_Entries provided_.
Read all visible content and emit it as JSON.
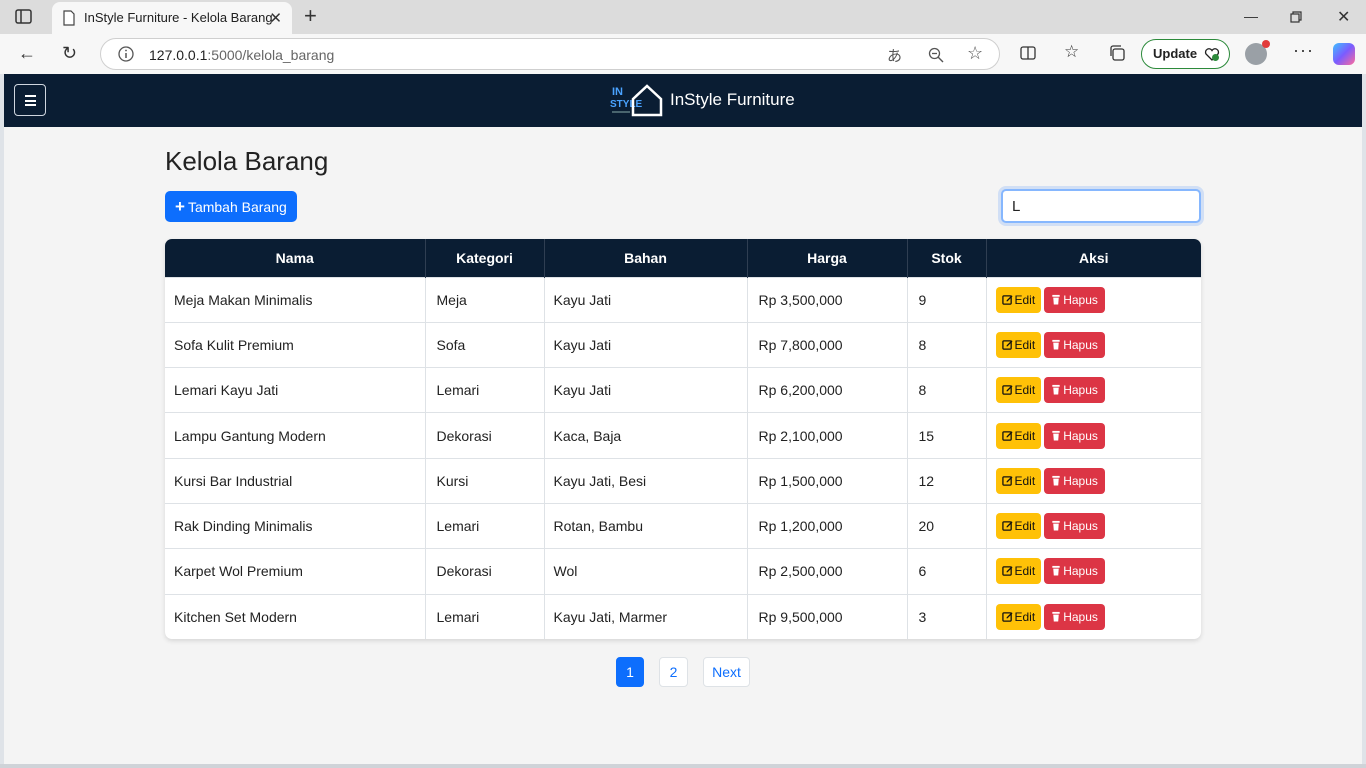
{
  "browser": {
    "tab_title": "InStyle Furniture - Kelola Barang",
    "url_host": "127.0.0.1",
    "url_rest": ":5000/kelola_barang",
    "update_label": "Update"
  },
  "navbar": {
    "brand_name": "InStyle Furniture",
    "logo_line1": "IN",
    "logo_line2": "STYLE"
  },
  "page": {
    "title": "Kelola Barang",
    "add_button_label": "Tambah Barang",
    "search_value": "L"
  },
  "table": {
    "headers": [
      "Nama",
      "Kategori",
      "Bahan",
      "Harga",
      "Stok",
      "Aksi"
    ],
    "edit_label": "Edit",
    "delete_label": "Hapus",
    "rows": [
      {
        "nama": "Meja Makan Minimalis",
        "kategori": "Meja",
        "bahan": "Kayu Jati",
        "harga": "Rp 3,500,000",
        "stok": "9"
      },
      {
        "nama": "Sofa Kulit Premium",
        "kategori": "Sofa",
        "bahan": "Kayu Jati",
        "harga": "Rp 7,800,000",
        "stok": "8"
      },
      {
        "nama": "Lemari Kayu Jati",
        "kategori": "Lemari",
        "bahan": "Kayu Jati",
        "harga": "Rp 6,200,000",
        "stok": "8"
      },
      {
        "nama": "Lampu Gantung Modern",
        "kategori": "Dekorasi",
        "bahan": "Kaca, Baja",
        "harga": "Rp 2,100,000",
        "stok": "15"
      },
      {
        "nama": "Kursi Bar Industrial",
        "kategori": "Kursi",
        "bahan": "Kayu Jati, Besi",
        "harga": "Rp 1,500,000",
        "stok": "12"
      },
      {
        "nama": "Rak Dinding Minimalis",
        "kategori": "Lemari",
        "bahan": "Rotan, Bambu",
        "harga": "Rp 1,200,000",
        "stok": "20"
      },
      {
        "nama": "Karpet Wol Premium",
        "kategori": "Dekorasi",
        "bahan": "Wol",
        "harga": "Rp 2,500,000",
        "stok": "6"
      },
      {
        "nama": "Kitchen Set Modern",
        "kategori": "Lemari",
        "bahan": "Kayu Jati, Marmer",
        "harga": "Rp 9,500,000",
        "stok": "3"
      }
    ]
  },
  "pagination": {
    "page1": "1",
    "page2": "2",
    "next": "Next"
  },
  "colors": {
    "navbar": "#0a1d33",
    "primary": "#0d6efd",
    "warning": "#ffc107",
    "danger": "#dc3545"
  }
}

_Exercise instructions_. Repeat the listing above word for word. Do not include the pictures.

_Exercise result_.
Read all visible content and emit it as JSON.
{
  "browser": {
    "tab_title": "InStyle Furniture - Kelola Barang",
    "url_host": "127.0.0.1",
    "url_rest": ":5000/kelola_barang",
    "update_label": "Update"
  },
  "navbar": {
    "brand_name": "InStyle Furniture",
    "logo_line1": "IN",
    "logo_line2": "STYLE"
  },
  "page": {
    "title": "Kelola Barang",
    "add_button_label": "Tambah Barang",
    "search_value": "L"
  },
  "table": {
    "headers": [
      "Nama",
      "Kategori",
      "Bahan",
      "Harga",
      "Stok",
      "Aksi"
    ],
    "edit_label": "Edit",
    "delete_label": "Hapus",
    "rows": [
      {
        "nama": "Meja Makan Minimalis",
        "kategori": "Meja",
        "bahan": "Kayu Jati",
        "harga": "Rp 3,500,000",
        "stok": "9"
      },
      {
        "nama": "Sofa Kulit Premium",
        "kategori": "Sofa",
        "bahan": "Kayu Jati",
        "harga": "Rp 7,800,000",
        "stok": "8"
      },
      {
        "nama": "Lemari Kayu Jati",
        "kategori": "Lemari",
        "bahan": "Kayu Jati",
        "harga": "Rp 6,200,000",
        "stok": "8"
      },
      {
        "nama": "Lampu Gantung Modern",
        "kategori": "Dekorasi",
        "bahan": "Kaca, Baja",
        "harga": "Rp 2,100,000",
        "stok": "15"
      },
      {
        "nama": "Kursi Bar Industrial",
        "kategori": "Kursi",
        "bahan": "Kayu Jati, Besi",
        "harga": "Rp 1,500,000",
        "stok": "12"
      },
      {
        "nama": "Rak Dinding Minimalis",
        "kategori": "Lemari",
        "bahan": "Rotan, Bambu",
        "harga": "Rp 1,200,000",
        "stok": "20"
      },
      {
        "nama": "Karpet Wol Premium",
        "kategori": "Dekorasi",
        "bahan": "Wol",
        "harga": "Rp 2,500,000",
        "stok": "6"
      },
      {
        "nama": "Kitchen Set Modern",
        "kategori": "Lemari",
        "bahan": "Kayu Jati, Marmer",
        "harga": "Rp 9,500,000",
        "stok": "3"
      }
    ]
  },
  "pagination": {
    "page1": "1",
    "page2": "2",
    "next": "Next"
  },
  "colors": {
    "navbar": "#0a1d33",
    "primary": "#0d6efd",
    "warning": "#ffc107",
    "danger": "#dc3545"
  }
}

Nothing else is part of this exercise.